▸ **TASK PROMPT**
The entries below should be output exactly as written.

▸ **THE INPUT**
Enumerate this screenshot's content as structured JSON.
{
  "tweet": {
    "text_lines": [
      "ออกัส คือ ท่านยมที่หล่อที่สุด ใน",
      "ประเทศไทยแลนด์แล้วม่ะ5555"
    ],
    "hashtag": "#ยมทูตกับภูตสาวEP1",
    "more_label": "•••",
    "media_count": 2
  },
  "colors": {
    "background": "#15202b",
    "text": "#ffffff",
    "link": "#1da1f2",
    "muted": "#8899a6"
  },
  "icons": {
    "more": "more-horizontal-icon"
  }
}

▸ **TASK ANSWER**
Enumerate this screenshot's content as structured JSON.
{
  "tweet": {
    "text_lines": [
      "ออกัส คือ ท่านยมที่หล่อที่สุด ใน",
      "ประเทศไทยแลนด์แล้วม่ะ5555"
    ],
    "hashtag": "#ยมทูตกับภูตสาวEP1",
    "more_label": "•••",
    "media_count": 2
  },
  "colors": {
    "background": "#15202b",
    "text": "#ffffff",
    "link": "#1da1f2",
    "muted": "#8899a6"
  },
  "icons": {
    "more": "more-horizontal-icon"
  }
}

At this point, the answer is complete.